Besides one flashback where we get a bit of old-school Fast & Furious with Dom's first street race, this movie is a cartoon. There are scenes where people smash their bodies through concrete walls and metal signs without facing any short-term injuries. At this point, the movie is going out of its way not to be taken seriously.
It's easily the most self-aware film in the franchise. Roman Pearce (Tyrese Gibson) actually begins to speculate that the team is invincible due to the sheer absurdity of their achievements and how they make it out of everything without a scratch.
With jokes like this and a final action setpiece that will make your jaw drop, this movie is really swinging for the fences. As usual, we have Dom pulling off miraculous stunts that have to go perfectly to work without a flicker of fear on his face. The action has no tension due to its completely unrealistic nature, but it's also so fun it should be illegal.
Honestly, phrases like "jump the shark" were invented for this film. F9 jumps the shark in every sense of the phrase, and "plausibility" is not in the dictionary of anyone who worked on this film. If you thought the crazy action peaked in Hobbs & Shaw, prepare to have your eyes roll to the back of your head.

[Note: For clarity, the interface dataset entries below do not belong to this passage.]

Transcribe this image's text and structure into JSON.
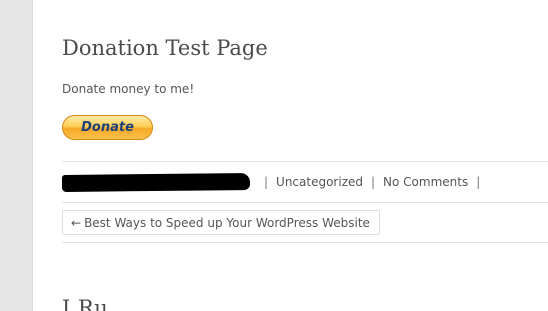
{
  "post": {
    "title": "Donation Test Page",
    "body": "Donate money to me!",
    "donate_label": "Donate"
  },
  "meta": {
    "separator": "|",
    "category": "Uncategorized",
    "comments": "No Comments"
  },
  "navigation": {
    "prev_arrow": "←",
    "prev_title": "Best Ways to Speed up Your WordPress Website"
  },
  "next_post": {
    "title_partial": "I      Ru"
  },
  "colors": {
    "donate_gradient_top": "#ffe9a8",
    "donate_gradient_bottom": "#f7a928",
    "donate_text": "#1d3f7a",
    "text": "#555555"
  }
}
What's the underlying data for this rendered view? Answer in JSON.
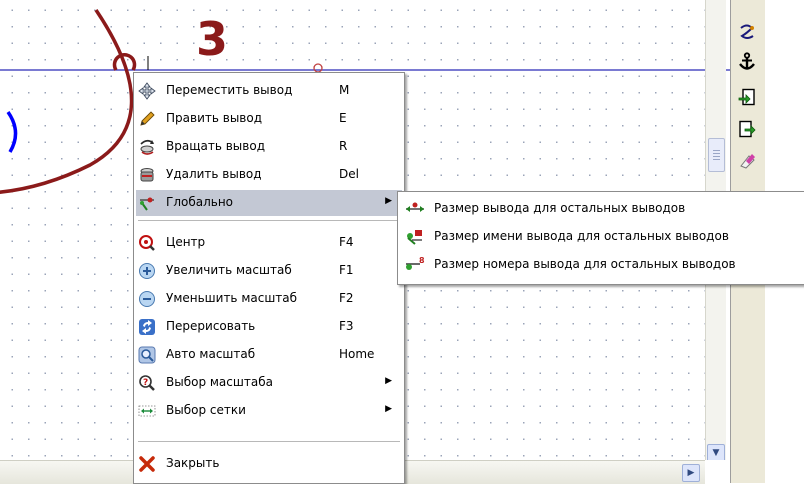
{
  "canvas": {
    "reference_number": "3",
    "colors": {
      "pin": "#8b1a1a",
      "wire": "#2a2ab8",
      "selection": "#0000ff",
      "grid_dot": "#9aa3b8"
    }
  },
  "context_menu": {
    "items": [
      {
        "label": "Переместить вывод",
        "shortcut": "M",
        "icon": "move-icon"
      },
      {
        "label": "Править вывод",
        "shortcut": "E",
        "icon": "pencil-icon"
      },
      {
        "label": "Вращать вывод",
        "shortcut": "R",
        "icon": "rotate-icon"
      },
      {
        "label": "Удалить вывод",
        "shortcut": "Del",
        "icon": "delete-icon"
      },
      {
        "label": "Глобально",
        "shortcut": "",
        "icon": "global-pin-icon",
        "submenu": true,
        "highlighted": true
      },
      {
        "label": "Центр",
        "shortcut": "F4",
        "icon": "center-icon"
      },
      {
        "label": "Увеличить масштаб",
        "shortcut": "F1",
        "icon": "zoom-in-icon"
      },
      {
        "label": "Уменьшить масштаб",
        "shortcut": "F2",
        "icon": "zoom-out-icon"
      },
      {
        "label": "Перерисовать",
        "shortcut": "F3",
        "icon": "redraw-icon"
      },
      {
        "label": "Авто масштаб",
        "shortcut": "Home",
        "icon": "auto-zoom-icon"
      },
      {
        "label": "Выбор масштаба",
        "shortcut": "",
        "icon": "zoom-select-icon",
        "submenu": true
      },
      {
        "label": "Выбор сетки",
        "shortcut": "",
        "icon": "grid-select-icon",
        "submenu": true
      },
      {
        "label": "Закрыть",
        "shortcut": "",
        "icon": "close-icon"
      }
    ]
  },
  "submenu": {
    "items": [
      {
        "label": "Размер вывода для остальных выводов",
        "icon": "pin-size-icon"
      },
      {
        "label": "Размер имени вывода для остальных выводов",
        "icon": "pin-name-size-icon"
      },
      {
        "label": "Размер номера вывода для остальных выводов",
        "icon": "pin-number-size-icon"
      }
    ]
  },
  "toolbar": {
    "buttons": [
      {
        "icon": "wire-icon"
      },
      {
        "icon": "anchor-icon"
      },
      {
        "icon": "import-icon"
      },
      {
        "icon": "export-icon"
      },
      {
        "icon": "eraser-icon"
      }
    ]
  },
  "scrollbars": {
    "down_arrow": "▼",
    "right_arrow": "▶"
  }
}
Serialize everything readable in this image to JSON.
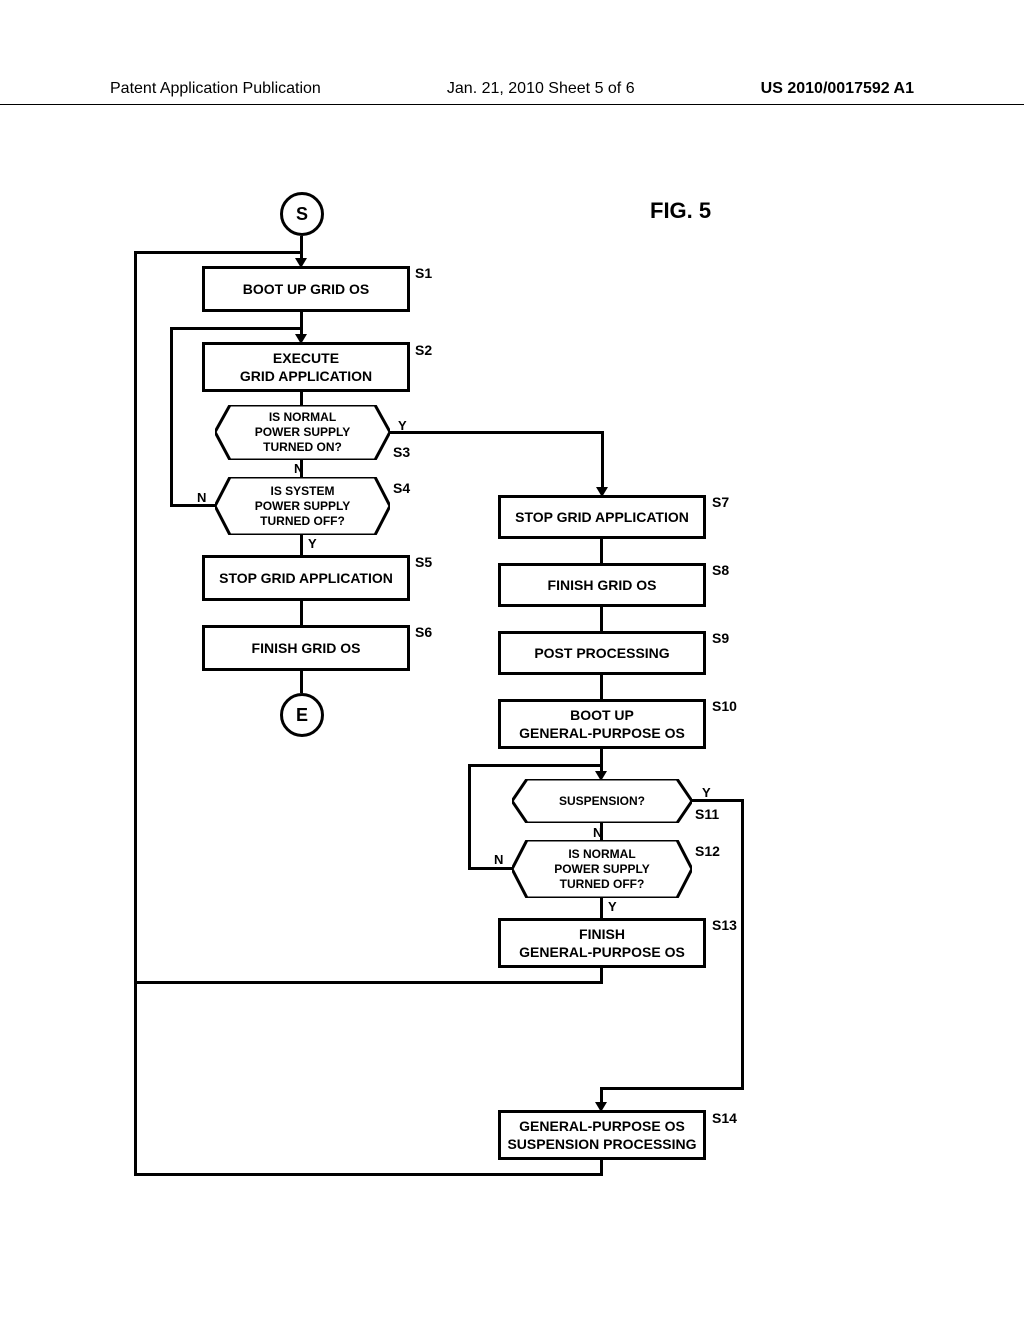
{
  "header": {
    "left": "Patent Application Publication",
    "center": "Jan. 21, 2010   Sheet 5 of 6",
    "right": "US 2010/0017592 A1"
  },
  "figure": {
    "label": "FIG. 5"
  },
  "terminals": {
    "start": "S",
    "end": "E"
  },
  "steps": {
    "s1": {
      "label": "S1",
      "text": "BOOT UP GRID OS"
    },
    "s2": {
      "label": "S2",
      "text": "EXECUTE\nGRID APPLICATION"
    },
    "s3": {
      "label": "S3",
      "text": "IS NORMAL\nPOWER SUPPLY\nTURNED ON?"
    },
    "s4": {
      "label": "S4",
      "text": "IS SYSTEM\nPOWER SUPPLY\nTURNED OFF?"
    },
    "s5": {
      "label": "S5",
      "text": "STOP GRID APPLICATION"
    },
    "s6": {
      "label": "S6",
      "text": "FINISH GRID OS"
    },
    "s7": {
      "label": "S7",
      "text": "STOP GRID APPLICATION"
    },
    "s8": {
      "label": "S8",
      "text": "FINISH GRID OS"
    },
    "s9": {
      "label": "S9",
      "text": "POST PROCESSING"
    },
    "s10": {
      "label": "S10",
      "text": "BOOT UP\nGENERAL-PURPOSE OS"
    },
    "s11": {
      "label": "S11",
      "text": "SUSPENSION?"
    },
    "s12": {
      "label": "S12",
      "text": "IS NORMAL\nPOWER SUPPLY\nTURNED OFF?"
    },
    "s13": {
      "label": "S13",
      "text": "FINISH\nGENERAL-PURPOSE OS"
    },
    "s14": {
      "label": "S14",
      "text": "GENERAL-PURPOSE OS\nSUSPENSION PROCESSING"
    }
  },
  "branches": {
    "y": "Y",
    "n": "N"
  }
}
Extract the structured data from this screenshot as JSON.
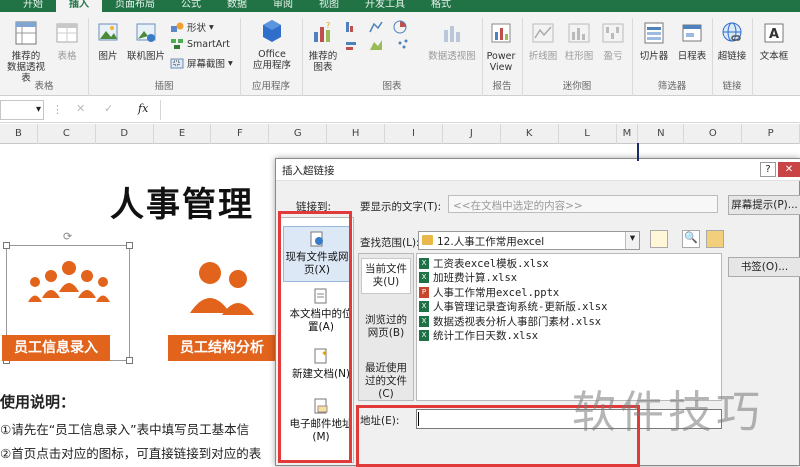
{
  "ribbon": {
    "tabs": [
      "开始",
      "插入",
      "页面布局",
      "公式",
      "数据",
      "审阅",
      "视图",
      "开发工具",
      "格式"
    ],
    "active_tab": "插入",
    "buttons": {
      "recommended_pivot": "推荐的\n数据透视表",
      "table": "表格",
      "picture": "图片",
      "online_picture": "联机图片",
      "shapes": "形状",
      "smartart": "SmartArt",
      "screenshot": "屏幕截图",
      "office_apps": "Office\n应用程序",
      "recommended_charts": "推荐的\n图表",
      "pivot_chart": "数据透视图",
      "power_view": "Power\nView",
      "line": "折线图",
      "column": "柱形图",
      "winloss": "盈亏",
      "slicer": "切片器",
      "timeline": "日程表",
      "hyperlink": "超链接",
      "textbox": "文本框"
    },
    "groups": {
      "tables": "表格",
      "illustrations": "插图",
      "apps": "应用程序",
      "charts": "图表",
      "reports": "报告",
      "sparklines": "迷你图",
      "filters": "筛选器",
      "links": "链接"
    }
  },
  "formula_bar": {
    "fx": "fx",
    "cancel": "✕",
    "enter": "✓"
  },
  "columns": [
    "B",
    "C",
    "D",
    "E",
    "F",
    "G",
    "H",
    "I",
    "J",
    "K",
    "L",
    "M",
    "N",
    "O",
    "P"
  ],
  "sheet": {
    "title": "人事管理",
    "btn_employee_input": "员工信息录入",
    "btn_employee_structure": "员工结构分析",
    "usage_heading": "使用说明：",
    "usage_line1": "①请先在“员工信息录入”表中填写员工基本信",
    "usage_line2": "②首页点击对应的图标，可直接链接到对应的表"
  },
  "dialog": {
    "title": "插入超链接",
    "link_to_label": "链接到:",
    "sidebar": [
      "现有文件或网页(X)",
      "本文档中的位置(A)",
      "新建文档(N)",
      "电子邮件地址(M)"
    ],
    "display_text_label": "要显示的文字(T):",
    "display_text_value": "<<在文档中选定的内容>>",
    "screen_tip_button": "屏幕提示(P)...",
    "look_in_label": "查找范围(L):",
    "look_in_value": "12.人事工作常用excel",
    "bookmark_button": "书签(O)...",
    "nav": [
      "当前文件夹(U)",
      "浏览过的网页(B)",
      "最近使用过的文件(C)"
    ],
    "files": [
      {
        "name": "工资表excel模板.xlsx",
        "type": "xlsx"
      },
      {
        "name": "加班费计算.xlsx",
        "type": "xlsx"
      },
      {
        "name": "人事工作常用excel.pptx",
        "type": "pptx"
      },
      {
        "name": "人事管理记录查询系统-更新版.xlsx",
        "type": "xlsx"
      },
      {
        "name": "数据透视表分析人事部门素材.xlsx",
        "type": "xlsx"
      },
      {
        "name": "统计工作日天数.xlsx",
        "type": "xlsx"
      }
    ],
    "address_label": "地址(E):",
    "address_value": ""
  },
  "watermark": "软件技巧",
  "colors": {
    "ribbon_green": "#217346",
    "orange": "#e2631c",
    "red_highlight": "#e03a3a"
  }
}
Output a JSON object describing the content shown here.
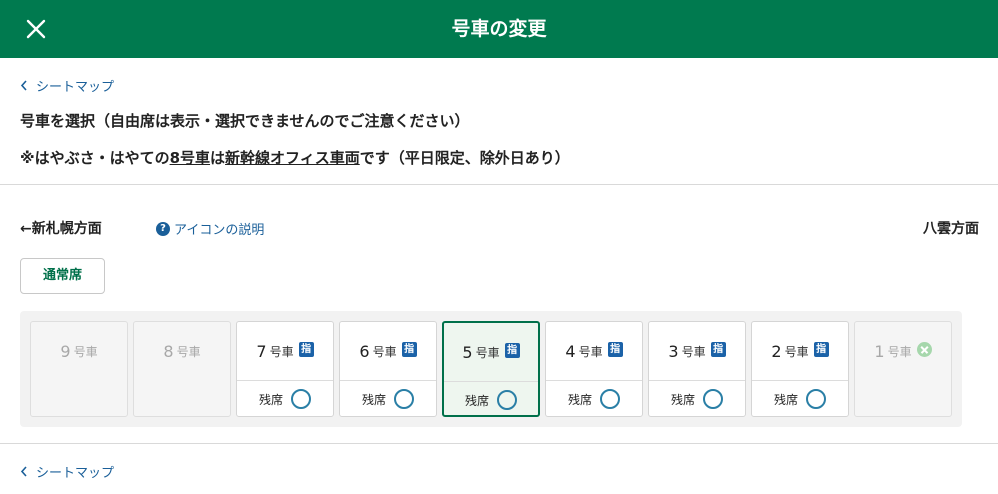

As far as actual issues go (beyond the obvious), the movie feels like it meanders a bit during the second act. It's never a boring movie, but the screenplay is unremarkable, with a lot of flashbacks, exposition, and a villain who wants to take control of the world's nuclear weapons, which is another tired idea.
Charlize Theron reprises her villainous role as Cipher in this movie, but there is nothing for her to do except stand around and whisper dialogue with a menacing glare in the very few scenes she's in. The writers desperately want her to be the big baddie in the inevitable FasTen Your Seatbelts, where Dom will likely drive a car at the speed of light directly into the sun.
Cena's Jakob is the main antagonist of the film, and his motivation is incredibly weak. Nothing about Jakob's character felt earned, but you know what? Who cares?
Check your brain at the door before entering your local theater because this movie will require you to suspend all disbelief to have any fun with it whatsoever. You try to watch this movie with your brain, and it will actively kill your brain cells. So do it a favor and turn it off, for your own sake.
If you're the type to nitpick movies and complain about illogical ideas, you will have a field day with this movie. Nothing about any of this movie's events could ever happen, with the film going places we've only joked about in the past. It's a loud, dumb action movie that knows exactly how loud and dumb it is.
This movie has almost become a parody of itself, with unforgivable setpieces that involve giant magnets. For some, this film may be the final straw in terms of plausibility and will have them leaving the theater fast and furious. For me, this is the popcorn entertainment of a lifetime with fantastic stunts, spectacle, and absurdity beyond comprehension.
Grade: ★★★★☆ [8/10, B]
Jonathan's Tips: Don't watch any of the trailers because they spoil too much. Watch this on the biggest screen possible. If you like Tokyo Drift, you'll like some scenes in this film. Have fun.
F9: The Fast Saga is in theaters June 25, 2021.